### PROBLEM
Look through the data below, and copy each line that carries the word "Online".

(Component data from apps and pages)
━━━━━━━━

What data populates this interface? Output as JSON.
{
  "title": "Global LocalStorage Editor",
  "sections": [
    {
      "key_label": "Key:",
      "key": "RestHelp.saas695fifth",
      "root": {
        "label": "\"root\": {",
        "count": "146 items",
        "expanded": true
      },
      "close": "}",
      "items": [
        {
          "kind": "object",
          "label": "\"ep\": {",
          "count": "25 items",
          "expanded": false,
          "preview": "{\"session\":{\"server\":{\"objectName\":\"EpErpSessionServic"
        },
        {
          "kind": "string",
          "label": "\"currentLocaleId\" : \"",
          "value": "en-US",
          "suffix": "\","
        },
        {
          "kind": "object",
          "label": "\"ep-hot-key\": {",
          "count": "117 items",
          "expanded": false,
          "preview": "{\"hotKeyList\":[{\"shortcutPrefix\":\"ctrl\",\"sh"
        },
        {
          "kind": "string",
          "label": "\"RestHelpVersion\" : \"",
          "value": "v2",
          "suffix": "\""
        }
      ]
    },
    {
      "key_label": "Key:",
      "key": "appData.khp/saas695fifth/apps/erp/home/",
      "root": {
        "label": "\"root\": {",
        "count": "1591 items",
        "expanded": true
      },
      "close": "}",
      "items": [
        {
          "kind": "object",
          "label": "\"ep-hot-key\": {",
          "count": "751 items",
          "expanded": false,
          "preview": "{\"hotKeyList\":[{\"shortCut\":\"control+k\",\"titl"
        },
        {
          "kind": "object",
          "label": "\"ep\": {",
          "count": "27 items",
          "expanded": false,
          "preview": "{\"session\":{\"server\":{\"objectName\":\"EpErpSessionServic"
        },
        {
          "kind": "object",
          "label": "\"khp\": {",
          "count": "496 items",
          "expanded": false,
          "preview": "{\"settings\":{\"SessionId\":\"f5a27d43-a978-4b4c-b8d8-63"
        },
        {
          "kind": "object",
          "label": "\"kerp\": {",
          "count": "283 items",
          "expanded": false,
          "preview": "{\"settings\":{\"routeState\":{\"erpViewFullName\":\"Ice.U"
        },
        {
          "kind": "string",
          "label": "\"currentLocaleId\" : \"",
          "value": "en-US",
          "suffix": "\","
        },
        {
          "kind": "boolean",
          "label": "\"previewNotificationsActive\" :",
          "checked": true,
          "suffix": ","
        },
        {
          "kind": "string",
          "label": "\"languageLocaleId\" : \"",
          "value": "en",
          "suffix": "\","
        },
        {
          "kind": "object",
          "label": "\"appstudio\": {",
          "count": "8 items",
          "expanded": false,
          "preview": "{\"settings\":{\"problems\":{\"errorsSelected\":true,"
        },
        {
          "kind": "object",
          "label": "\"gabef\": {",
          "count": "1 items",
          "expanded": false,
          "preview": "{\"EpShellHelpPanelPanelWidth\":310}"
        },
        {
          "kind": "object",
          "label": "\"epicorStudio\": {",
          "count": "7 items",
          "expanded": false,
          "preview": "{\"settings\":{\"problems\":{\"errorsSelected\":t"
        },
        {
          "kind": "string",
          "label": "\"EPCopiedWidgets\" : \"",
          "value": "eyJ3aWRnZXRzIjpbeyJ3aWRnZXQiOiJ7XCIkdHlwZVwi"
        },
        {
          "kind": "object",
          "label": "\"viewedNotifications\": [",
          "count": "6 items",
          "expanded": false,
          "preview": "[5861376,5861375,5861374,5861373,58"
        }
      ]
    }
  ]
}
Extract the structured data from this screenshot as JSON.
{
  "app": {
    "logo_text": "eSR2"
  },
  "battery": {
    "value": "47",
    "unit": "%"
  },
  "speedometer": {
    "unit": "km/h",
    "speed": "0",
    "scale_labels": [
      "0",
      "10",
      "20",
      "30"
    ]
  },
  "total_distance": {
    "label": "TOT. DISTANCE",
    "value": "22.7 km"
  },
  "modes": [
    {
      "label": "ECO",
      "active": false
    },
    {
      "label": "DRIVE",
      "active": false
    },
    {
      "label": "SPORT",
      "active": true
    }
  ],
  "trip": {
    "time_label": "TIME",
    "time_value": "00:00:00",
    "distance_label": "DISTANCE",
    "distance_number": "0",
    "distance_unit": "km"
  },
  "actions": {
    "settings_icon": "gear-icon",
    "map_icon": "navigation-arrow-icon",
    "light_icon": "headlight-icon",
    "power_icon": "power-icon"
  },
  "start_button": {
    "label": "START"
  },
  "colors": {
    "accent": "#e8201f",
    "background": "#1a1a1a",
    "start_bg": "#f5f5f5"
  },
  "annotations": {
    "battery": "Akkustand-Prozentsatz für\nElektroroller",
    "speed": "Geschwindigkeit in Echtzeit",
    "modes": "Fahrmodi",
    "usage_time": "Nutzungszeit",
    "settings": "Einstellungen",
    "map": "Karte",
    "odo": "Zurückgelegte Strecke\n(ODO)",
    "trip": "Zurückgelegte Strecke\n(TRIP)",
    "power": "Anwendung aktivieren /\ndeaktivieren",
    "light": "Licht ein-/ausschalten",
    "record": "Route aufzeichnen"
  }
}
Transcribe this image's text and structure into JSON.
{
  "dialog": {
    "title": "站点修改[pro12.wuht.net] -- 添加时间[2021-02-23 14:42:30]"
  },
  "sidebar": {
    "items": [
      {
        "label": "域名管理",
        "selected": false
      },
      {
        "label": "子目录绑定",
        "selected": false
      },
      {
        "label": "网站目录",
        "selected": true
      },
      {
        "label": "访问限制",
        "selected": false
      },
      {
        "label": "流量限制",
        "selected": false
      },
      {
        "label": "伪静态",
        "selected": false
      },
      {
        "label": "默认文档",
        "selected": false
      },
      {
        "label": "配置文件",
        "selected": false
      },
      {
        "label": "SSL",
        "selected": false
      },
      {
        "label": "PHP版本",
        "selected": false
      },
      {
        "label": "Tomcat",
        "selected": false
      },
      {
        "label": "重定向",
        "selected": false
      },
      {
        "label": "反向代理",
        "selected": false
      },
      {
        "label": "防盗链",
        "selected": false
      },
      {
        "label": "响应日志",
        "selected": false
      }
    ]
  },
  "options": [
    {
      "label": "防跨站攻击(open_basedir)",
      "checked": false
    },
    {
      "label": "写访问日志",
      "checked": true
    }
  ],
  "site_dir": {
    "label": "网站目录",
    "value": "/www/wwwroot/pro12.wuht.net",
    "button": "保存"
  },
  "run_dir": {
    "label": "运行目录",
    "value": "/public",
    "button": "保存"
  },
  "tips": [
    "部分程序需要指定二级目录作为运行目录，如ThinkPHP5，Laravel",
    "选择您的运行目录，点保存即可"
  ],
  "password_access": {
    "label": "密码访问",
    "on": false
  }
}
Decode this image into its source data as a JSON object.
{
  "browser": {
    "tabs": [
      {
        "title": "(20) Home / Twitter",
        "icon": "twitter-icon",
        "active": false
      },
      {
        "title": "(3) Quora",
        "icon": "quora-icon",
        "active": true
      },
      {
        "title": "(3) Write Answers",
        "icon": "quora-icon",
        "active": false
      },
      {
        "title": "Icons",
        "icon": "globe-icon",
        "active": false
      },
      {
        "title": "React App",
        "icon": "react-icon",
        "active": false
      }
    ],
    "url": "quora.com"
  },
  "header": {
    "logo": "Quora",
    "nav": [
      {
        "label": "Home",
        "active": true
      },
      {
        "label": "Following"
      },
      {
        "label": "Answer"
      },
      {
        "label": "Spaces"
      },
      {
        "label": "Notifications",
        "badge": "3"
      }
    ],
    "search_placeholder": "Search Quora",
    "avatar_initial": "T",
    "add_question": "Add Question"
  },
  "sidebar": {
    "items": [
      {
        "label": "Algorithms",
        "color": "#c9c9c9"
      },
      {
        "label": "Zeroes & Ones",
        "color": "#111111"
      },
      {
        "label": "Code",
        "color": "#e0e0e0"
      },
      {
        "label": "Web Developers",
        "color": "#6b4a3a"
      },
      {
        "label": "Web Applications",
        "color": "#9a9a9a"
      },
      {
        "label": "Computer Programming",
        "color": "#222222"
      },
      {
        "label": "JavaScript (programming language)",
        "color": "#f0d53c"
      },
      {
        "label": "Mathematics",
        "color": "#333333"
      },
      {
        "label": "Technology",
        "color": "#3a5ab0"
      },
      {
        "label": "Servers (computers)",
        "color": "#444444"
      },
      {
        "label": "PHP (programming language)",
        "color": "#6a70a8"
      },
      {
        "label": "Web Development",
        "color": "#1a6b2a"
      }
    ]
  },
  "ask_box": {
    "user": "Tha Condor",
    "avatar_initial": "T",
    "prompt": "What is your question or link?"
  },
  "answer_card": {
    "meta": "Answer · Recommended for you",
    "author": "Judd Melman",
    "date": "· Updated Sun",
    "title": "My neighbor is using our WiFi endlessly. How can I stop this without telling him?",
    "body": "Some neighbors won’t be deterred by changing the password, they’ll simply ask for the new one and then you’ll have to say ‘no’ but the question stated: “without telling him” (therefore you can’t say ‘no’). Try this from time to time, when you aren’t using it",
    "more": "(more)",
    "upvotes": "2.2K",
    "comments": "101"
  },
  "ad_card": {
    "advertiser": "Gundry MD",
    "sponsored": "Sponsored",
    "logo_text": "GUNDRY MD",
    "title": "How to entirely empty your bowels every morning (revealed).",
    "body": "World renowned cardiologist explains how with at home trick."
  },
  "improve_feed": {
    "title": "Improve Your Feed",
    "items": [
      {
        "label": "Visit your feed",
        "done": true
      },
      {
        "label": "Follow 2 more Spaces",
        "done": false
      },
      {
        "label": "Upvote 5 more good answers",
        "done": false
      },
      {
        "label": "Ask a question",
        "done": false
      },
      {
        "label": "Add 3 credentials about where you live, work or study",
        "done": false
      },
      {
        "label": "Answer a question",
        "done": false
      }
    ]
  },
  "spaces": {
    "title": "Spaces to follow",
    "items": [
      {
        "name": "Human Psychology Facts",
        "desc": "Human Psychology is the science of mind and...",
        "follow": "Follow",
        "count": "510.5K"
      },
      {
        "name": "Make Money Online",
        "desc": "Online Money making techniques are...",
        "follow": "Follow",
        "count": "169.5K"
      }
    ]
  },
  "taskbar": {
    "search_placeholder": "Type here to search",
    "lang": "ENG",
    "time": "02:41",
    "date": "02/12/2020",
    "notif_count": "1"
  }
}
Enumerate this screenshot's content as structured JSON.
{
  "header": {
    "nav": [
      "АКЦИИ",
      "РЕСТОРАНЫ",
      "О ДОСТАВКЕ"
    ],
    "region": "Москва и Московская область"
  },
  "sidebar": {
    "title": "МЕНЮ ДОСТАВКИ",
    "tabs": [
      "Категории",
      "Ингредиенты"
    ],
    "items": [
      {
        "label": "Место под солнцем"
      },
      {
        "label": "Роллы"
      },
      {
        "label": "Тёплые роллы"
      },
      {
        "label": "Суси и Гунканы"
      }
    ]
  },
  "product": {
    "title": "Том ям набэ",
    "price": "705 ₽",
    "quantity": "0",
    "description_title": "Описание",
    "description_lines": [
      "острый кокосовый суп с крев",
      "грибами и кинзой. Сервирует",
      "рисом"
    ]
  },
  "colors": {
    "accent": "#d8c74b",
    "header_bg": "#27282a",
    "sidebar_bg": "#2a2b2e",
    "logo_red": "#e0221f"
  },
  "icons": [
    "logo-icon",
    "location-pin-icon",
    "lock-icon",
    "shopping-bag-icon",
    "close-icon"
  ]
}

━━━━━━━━

### PROBLEM SOLUTION
        "name": "Make Money Online",
        "desc": "Online Money making techniques are...",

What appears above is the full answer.